How Much Does It Cost To Make Your Own Beer?

Homebrewing GearMany homebrew retailers will tell you that you can save money by homebrewing. But is this really the case? How much does it really cost to make your own beer? Let’s crunch some numbers.
The typical homebrewer brews enough beer to produce about five gallons. Account for some loss, and let’s call it eight six-packs. That’s a lot of beer! What does it cost to buy a six-pack of a typical pale ale? It varies depending on the brand and the retailer, but let’s call it $10, or $80 for eight six-packs. Maybe less if you buy a twelve-pack here and there. Depending on your state, tax can add a nice chunk too.
A pale ale recipe kit on the other hand, such as the Steam Freak “Bazz” Pale Ale, costs just shy of $35. Of course there’s shipping to account for, but buy two or more and the price goes down to under $32 per kit, plus you qualify for E. C. Kraus free shipping. Now we’re talking! As you can see it really doesn’t cost that much to make your own beer.
Shop smart and you could be in for some serious savings over buying your beer from the store. Compare it to the amount you’d spend at the local pub…you can save a lot by homebrewing!
The challenge comes in when we start adding in the variables, such as equipment. Our Beer Makers Necessities Kit runs for just shy of $130, but includes your first ingredient kit and free shipping. It’s an up front investment, so the more your brew, the less it costs per batch. There are other costs that are spread out over time, such as cleaner and sanitizer, but their per-six-pack cost is pretty minimal (at most a dollar or so per gallon of beer).
Beer blogger Bryan Roth (who you may remember from his guest post titled Malt, Hops, and Zen) explores this question on his personal blog, This is Why I’m Drunk. He was kind enough to compile some data on the costs of his beer recipes and then compare them to their commercial equivalent:
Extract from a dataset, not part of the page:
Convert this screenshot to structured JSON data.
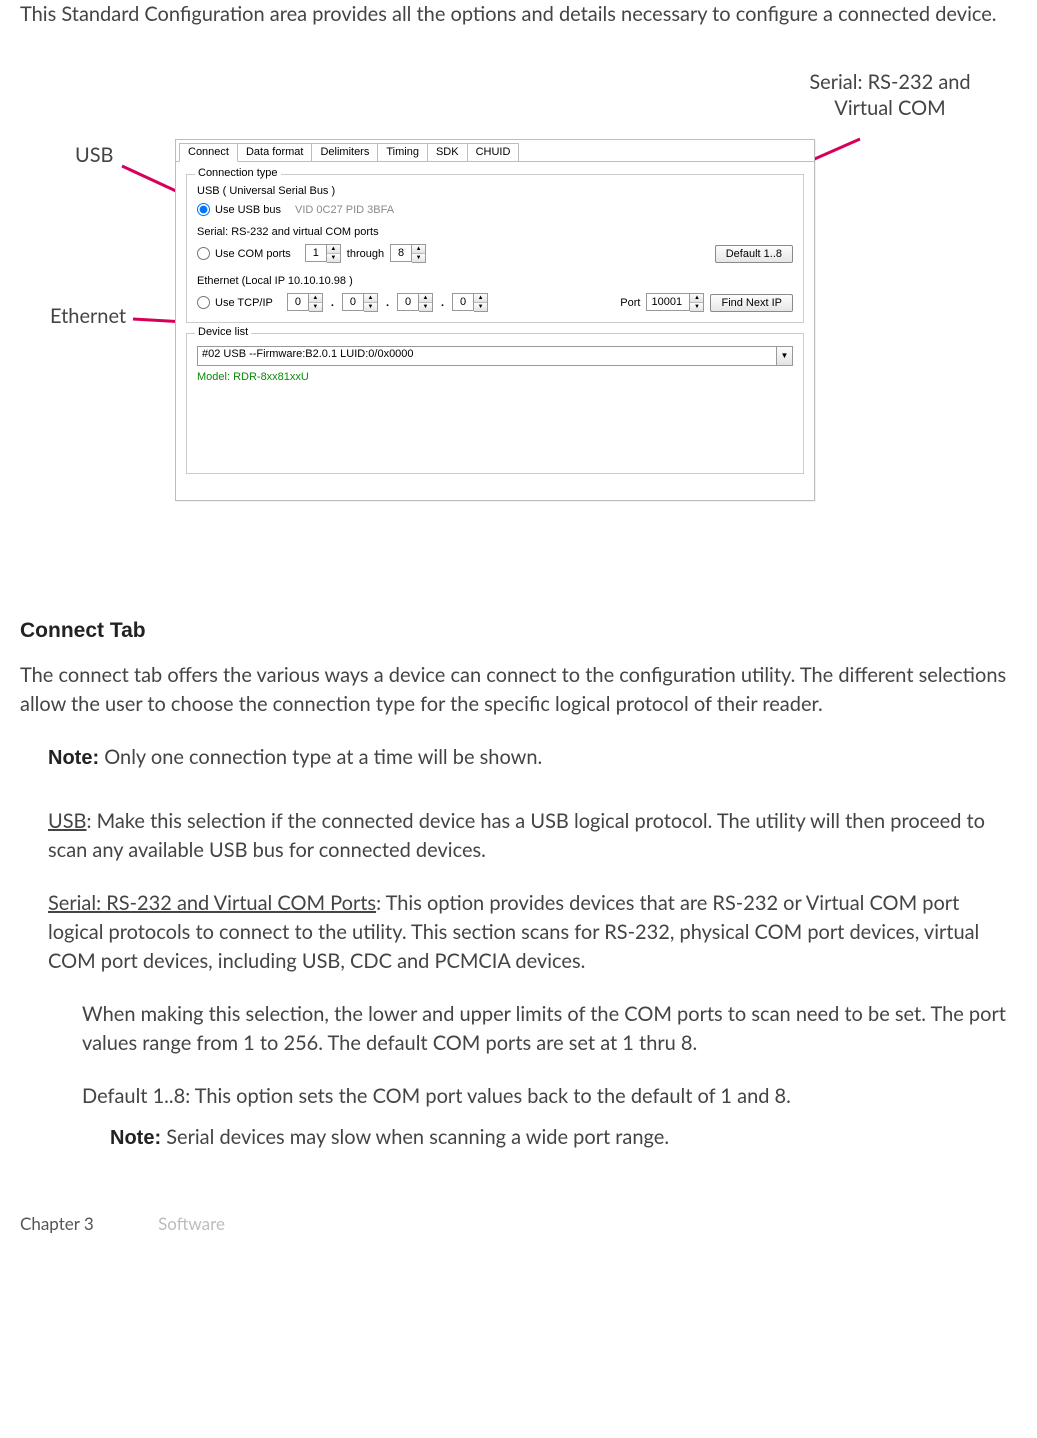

Bryan’s Homebrew Ingredient Costs


(K) = Prepared Kit (R) = My Recipe

Ingredient Cost

Cost per Bottle

Cost per Six-Pack


Jalapeno Blonde (K)


71 cents



Bass Ale Clone (K)


79 cents



Belgian Saison (K)


93 cents



Beer/Cider Hybrid (K)


95 cents



Poor Richard’s Ale (R)





Apricot Wheat (K)





Blueberry Wheat (R)





Honey Basil Ale (R)





Imperial IPA (R)





Watermelon wheat (R)*





Double IPA w/ honey (K)





*Watermelon wheat yielded 50 12-ounce bottles due to use of watermelon juice, which increased overall amount of liquid

Bryan’s Homebrew Costs vs. Commercial Equivalent

Bryan’s Beer per Six Pack

Commercial Beer per Six Pack

Price Difference

Bass Ale Clone – $4.74

Bass Ale – $8


Apricot Wheat – $6.72

Magic Hat #9 – $8


Blueberry Wheat – $6.72

Sea Dog Blueberry – $9


Honey Basil Ale – $6.84

Bison Organic Honey
Basil – $9


Watermelon Wheat – $7.80

21st Amendment Hell or High Watermelon – $9


As Bryan points out, between equipment purchases and the time involved in brewing, we’re probably breaking even. The thing is, we brew because we love it, and for a number of other good reasons, too. How else do you explain that there are now over 1 million homebrewers and nearly 1,500 homebrew clubs in the United States? I for one will personally guarantee that if you pick up the hobby of homebrewing, you’ll feel all the richer because of it.
David Ackley is a beer writer, brewer, and self-described “craft beer crusader.” He holds a General Certificate in Brewing from the Institute of Brewing and Distilling and is founder and editor of the Local Beer Blog.